### Work task
Copy each line of the data that has "diko" in it.

### Data in this exercise
=== Begin Enclosure ===

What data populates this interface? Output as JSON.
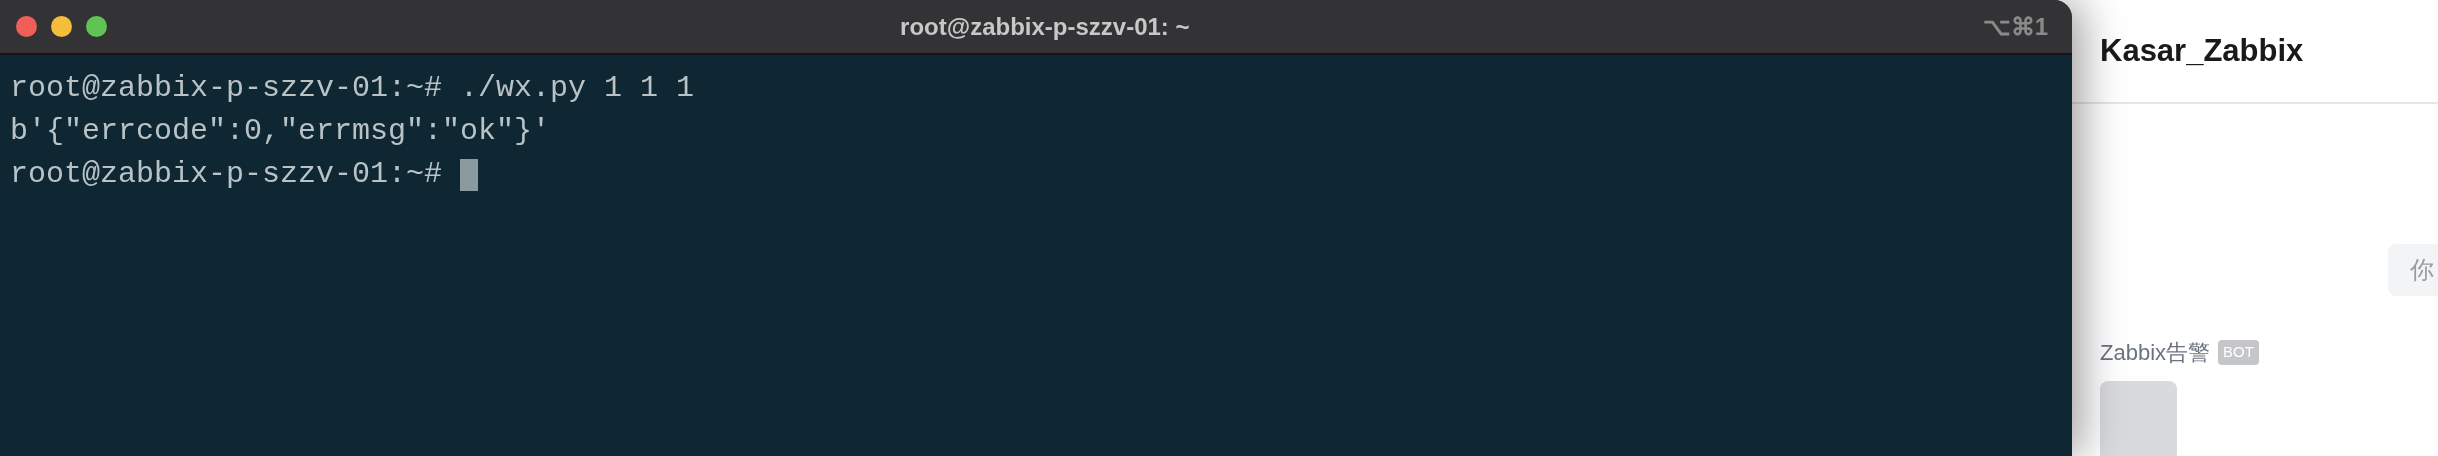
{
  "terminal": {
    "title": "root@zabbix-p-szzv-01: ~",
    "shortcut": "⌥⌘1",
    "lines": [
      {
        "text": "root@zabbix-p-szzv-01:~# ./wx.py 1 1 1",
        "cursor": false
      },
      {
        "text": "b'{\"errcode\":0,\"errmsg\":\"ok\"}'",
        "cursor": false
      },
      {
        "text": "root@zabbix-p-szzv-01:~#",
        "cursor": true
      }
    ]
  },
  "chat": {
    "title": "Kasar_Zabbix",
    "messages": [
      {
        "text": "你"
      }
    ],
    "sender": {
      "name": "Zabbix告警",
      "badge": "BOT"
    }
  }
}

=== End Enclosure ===
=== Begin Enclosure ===

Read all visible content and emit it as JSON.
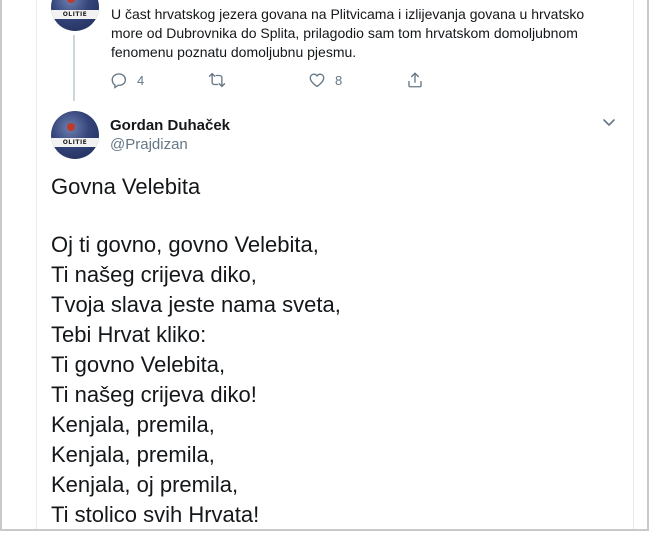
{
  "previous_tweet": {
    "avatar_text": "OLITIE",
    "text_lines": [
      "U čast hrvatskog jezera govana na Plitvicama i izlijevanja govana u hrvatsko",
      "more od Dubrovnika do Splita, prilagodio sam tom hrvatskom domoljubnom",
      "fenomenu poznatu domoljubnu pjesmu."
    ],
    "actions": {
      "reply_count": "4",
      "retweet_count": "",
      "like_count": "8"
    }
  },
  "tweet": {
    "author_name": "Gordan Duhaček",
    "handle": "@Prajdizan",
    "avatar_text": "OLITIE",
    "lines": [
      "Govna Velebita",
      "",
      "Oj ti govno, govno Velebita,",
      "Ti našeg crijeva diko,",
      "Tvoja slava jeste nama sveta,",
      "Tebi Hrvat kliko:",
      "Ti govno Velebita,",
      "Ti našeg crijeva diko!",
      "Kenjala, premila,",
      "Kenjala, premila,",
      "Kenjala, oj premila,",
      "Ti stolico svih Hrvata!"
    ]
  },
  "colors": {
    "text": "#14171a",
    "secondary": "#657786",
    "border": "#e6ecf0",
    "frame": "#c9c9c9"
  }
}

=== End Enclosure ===

### Reply to the exercise
      "Ti našeg crijeva diko,",
      "Ti našeg crijeva diko!",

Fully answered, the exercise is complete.